__RECORDS PROVIDED__
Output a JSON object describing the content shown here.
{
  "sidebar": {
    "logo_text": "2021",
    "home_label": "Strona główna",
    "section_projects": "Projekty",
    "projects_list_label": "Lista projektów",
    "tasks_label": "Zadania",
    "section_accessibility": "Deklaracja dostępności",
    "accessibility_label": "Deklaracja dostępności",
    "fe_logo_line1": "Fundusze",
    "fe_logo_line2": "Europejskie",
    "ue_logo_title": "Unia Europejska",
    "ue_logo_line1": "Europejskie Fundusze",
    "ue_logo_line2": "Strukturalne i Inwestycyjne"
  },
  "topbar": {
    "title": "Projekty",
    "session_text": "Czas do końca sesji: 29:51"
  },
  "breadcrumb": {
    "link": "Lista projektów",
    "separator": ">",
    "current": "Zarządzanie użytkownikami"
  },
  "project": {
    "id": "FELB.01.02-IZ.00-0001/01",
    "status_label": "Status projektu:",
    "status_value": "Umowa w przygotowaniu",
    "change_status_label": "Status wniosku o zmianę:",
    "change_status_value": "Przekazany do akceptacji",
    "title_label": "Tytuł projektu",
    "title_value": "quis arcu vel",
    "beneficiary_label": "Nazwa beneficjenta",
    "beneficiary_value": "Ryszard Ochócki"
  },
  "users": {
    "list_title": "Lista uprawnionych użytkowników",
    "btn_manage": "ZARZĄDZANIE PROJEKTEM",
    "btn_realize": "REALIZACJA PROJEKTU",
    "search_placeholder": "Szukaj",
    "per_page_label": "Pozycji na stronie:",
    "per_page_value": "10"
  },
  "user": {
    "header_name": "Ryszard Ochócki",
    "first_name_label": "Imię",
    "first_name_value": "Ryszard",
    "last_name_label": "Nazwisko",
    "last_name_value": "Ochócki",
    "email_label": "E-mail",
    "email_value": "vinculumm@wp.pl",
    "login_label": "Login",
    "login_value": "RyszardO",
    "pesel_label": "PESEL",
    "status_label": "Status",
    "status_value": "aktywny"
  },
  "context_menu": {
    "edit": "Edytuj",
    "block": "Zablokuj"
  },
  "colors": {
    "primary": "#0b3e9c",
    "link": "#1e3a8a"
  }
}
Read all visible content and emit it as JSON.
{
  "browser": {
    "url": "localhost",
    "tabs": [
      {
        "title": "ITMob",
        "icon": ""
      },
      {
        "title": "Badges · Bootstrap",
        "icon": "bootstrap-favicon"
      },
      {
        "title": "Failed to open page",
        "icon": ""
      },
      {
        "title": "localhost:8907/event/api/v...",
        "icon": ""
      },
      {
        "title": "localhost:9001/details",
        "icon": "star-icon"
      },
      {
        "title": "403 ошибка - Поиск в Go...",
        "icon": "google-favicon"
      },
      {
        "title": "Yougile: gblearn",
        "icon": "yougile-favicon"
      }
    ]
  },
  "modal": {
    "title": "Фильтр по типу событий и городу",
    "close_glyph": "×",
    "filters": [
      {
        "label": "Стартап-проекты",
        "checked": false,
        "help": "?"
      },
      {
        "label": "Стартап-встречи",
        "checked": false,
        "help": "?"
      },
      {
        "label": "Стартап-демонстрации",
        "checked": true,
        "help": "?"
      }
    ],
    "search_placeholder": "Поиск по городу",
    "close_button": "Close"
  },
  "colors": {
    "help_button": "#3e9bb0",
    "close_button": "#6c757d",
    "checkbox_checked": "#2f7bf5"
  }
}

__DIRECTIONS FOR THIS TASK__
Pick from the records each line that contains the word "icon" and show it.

__ANSWER BOX__
        "icon": ""
        "icon": "bootstrap-favicon"
        "icon": ""
        "icon": ""
        "icon": "star-icon"
        "icon": "google-favicon"
        "icon": "yougile-favicon"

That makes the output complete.